▸ **Assignment**: Exact copies of all the records below should be returned.

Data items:

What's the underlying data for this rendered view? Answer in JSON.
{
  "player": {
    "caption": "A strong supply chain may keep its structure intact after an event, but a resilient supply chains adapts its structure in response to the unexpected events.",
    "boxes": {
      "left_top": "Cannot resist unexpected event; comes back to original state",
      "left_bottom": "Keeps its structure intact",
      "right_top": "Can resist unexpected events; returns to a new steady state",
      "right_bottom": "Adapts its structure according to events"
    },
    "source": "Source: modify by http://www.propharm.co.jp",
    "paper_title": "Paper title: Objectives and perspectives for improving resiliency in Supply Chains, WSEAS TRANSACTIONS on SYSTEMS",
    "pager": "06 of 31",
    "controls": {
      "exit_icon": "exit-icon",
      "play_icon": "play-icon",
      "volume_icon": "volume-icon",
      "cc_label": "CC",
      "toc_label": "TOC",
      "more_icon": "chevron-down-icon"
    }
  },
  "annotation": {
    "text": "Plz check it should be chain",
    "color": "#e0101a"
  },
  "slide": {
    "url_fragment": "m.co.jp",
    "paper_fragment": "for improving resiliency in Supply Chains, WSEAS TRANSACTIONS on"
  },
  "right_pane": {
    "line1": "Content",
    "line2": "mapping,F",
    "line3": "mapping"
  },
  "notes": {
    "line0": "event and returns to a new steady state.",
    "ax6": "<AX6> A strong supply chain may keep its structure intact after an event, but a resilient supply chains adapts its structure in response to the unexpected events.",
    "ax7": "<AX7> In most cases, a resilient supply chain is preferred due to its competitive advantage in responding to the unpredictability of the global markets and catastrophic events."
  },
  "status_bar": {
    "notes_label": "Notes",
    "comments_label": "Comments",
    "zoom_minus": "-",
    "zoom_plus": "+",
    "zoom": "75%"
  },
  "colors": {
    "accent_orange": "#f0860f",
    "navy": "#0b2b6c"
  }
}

▸ **Problem solution**:
What's the underlying data for this rendered view? Answer in JSON.
{
  "player": {
    "caption": "A strong supply chain may keep its structure intact after an event, but a resilient supply chains adapts its structure in response to the unexpected events.",
    "boxes": {
      "left_top": "Cannot resist unexpected event; comes back to original state",
      "left_bottom": "Keeps its structure intact",
      "right_top": "Can resist unexpected events; returns to a new steady state",
      "right_bottom": "Adapts its structure according to events"
    },
    "source": "Source: modify by http://www.propharm.co.jp",
    "paper_title": "Paper title: Objectives and perspectives for improving resiliency in Supply Chains, WSEAS TRANSACTIONS on SYSTEMS",
    "pager": "06 of 31",
    "controls": {
      "exit_icon": "exit-icon",
      "play_icon": "play-icon",
      "volume_icon": "volume-icon",
      "cc_label": "CC",
      "toc_label": "TOC",
      "more_icon": "chevron-down-icon"
    }
  },
  "annotation": {
    "text": "Plz check it should be chain",
    "color": "#e0101a"
  },
  "slide": {
    "url_fragment": "m.co.jp",
    "paper_fragment": "for improving resiliency in Supply Chains, WSEAS TRANSACTIONS on"
  },
  "right_pane": {
    "line1": "Content",
    "line2": "mapping,F",
    "line3": "mapping"
  },
  "notes": {
    "line0": "event and returns to a new steady state.",
    "ax6": "<AX6> A strong supply chain may keep its structure intact after an event, but a resilient supply chains adapts its structure in response to the unexpected events.",
    "ax7": "<AX7> In most cases, a resilient supply chain is preferred due to its competitive advantage in responding to the unpredictability of the global markets and catastrophic events."
  },
  "status_bar": {
    "notes_label": "Notes",
    "comments_label": "Comments",
    "zoom_minus": "-",
    "zoom_plus": "+",
    "zoom": "75%"
  },
  "colors": {
    "accent_orange": "#f0860f",
    "navy": "#0b2b6c"
  }
}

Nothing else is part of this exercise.